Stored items
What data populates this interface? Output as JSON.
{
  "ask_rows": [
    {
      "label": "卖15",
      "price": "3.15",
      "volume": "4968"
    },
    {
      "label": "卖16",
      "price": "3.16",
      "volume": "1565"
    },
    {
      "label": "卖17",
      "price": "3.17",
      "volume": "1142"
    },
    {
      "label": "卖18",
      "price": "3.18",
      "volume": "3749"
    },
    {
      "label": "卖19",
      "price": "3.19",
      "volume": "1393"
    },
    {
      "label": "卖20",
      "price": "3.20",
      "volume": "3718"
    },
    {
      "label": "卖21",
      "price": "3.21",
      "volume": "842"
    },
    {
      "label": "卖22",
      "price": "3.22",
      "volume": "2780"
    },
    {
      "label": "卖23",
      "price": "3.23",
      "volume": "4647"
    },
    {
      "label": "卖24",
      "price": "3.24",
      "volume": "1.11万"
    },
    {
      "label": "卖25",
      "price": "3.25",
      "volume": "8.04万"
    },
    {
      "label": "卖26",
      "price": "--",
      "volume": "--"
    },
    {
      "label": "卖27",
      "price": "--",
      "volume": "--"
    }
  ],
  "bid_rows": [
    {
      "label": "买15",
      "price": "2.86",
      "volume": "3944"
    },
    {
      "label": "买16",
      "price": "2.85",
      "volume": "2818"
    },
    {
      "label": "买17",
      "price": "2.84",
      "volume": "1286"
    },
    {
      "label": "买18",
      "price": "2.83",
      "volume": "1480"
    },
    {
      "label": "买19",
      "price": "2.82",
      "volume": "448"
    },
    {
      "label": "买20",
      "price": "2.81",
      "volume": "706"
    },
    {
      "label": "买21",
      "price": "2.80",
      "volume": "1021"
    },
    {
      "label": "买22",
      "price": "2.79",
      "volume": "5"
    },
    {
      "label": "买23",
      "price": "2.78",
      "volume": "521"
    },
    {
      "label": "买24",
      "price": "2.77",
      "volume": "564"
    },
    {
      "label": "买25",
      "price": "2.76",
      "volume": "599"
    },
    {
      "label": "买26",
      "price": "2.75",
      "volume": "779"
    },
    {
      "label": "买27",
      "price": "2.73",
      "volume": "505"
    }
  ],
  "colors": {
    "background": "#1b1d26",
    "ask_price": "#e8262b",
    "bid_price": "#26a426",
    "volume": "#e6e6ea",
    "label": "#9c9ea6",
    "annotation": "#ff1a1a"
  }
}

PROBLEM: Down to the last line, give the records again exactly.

RESULT FOR THIS TASK:
What data populates this interface? Output as JSON.
{
  "ask_rows": [
    {
      "label": "卖15",
      "price": "3.15",
      "volume": "4968"
    },
    {
      "label": "卖16",
      "price": "3.16",
      "volume": "1565"
    },
    {
      "label": "卖17",
      "price": "3.17",
      "volume": "1142"
    },
    {
      "label": "卖18",
      "price": "3.18",
      "volume": "3749"
    },
    {
      "label": "卖19",
      "price": "3.19",
      "volume": "1393"
    },
    {
      "label": "卖20",
      "price": "3.20",
      "volume": "3718"
    },
    {
      "label": "卖21",
      "price": "3.21",
      "volume": "842"
    },
    {
      "label": "卖22",
      "price": "3.22",
      "volume": "2780"
    },
    {
      "label": "卖23",
      "price": "3.23",
      "volume": "4647"
    },
    {
      "label": "卖24",
      "price": "3.24",
      "volume": "1.11万"
    },
    {
      "label": "卖25",
      "price": "3.25",
      "volume": "8.04万"
    },
    {
      "label": "卖26",
      "price": "--",
      "volume": "--"
    },
    {
      "label": "卖27",
      "price": "--",
      "volume": "--"
    }
  ],
  "bid_rows": [
    {
      "label": "买15",
      "price": "2.86",
      "volume": "3944"
    },
    {
      "label": "买16",
      "price": "2.85",
      "volume": "2818"
    },
    {
      "label": "买17",
      "price": "2.84",
      "volume": "1286"
    },
    {
      "label": "买18",
      "price": "2.83",
      "volume": "1480"
    },
    {
      "label": "买19",
      "price": "2.82",
      "volume": "448"
    },
    {
      "label": "买20",
      "price": "2.81",
      "volume": "706"
    },
    {
      "label": "买21",
      "price": "2.80",
      "volume": "1021"
    },
    {
      "label": "买22",
      "price": "2.79",
      "volume": "5"
    },
    {
      "label": "买23",
      "price": "2.78",
      "volume": "521"
    },
    {
      "label": "买24",
      "price": "2.77",
      "volume": "564"
    },
    {
      "label": "买25",
      "price": "2.76",
      "volume": "599"
    },
    {
      "label": "买26",
      "price": "2.75",
      "volume": "779"
    },
    {
      "label": "买27",
      "price": "2.73",
      "volume": "505"
    }
  ],
  "colors": {
    "background": "#1b1d26",
    "ask_price": "#e8262b",
    "bid_price": "#26a426",
    "volume": "#e6e6ea",
    "label": "#9c9ea6",
    "annotation": "#ff1a1a"
  }
}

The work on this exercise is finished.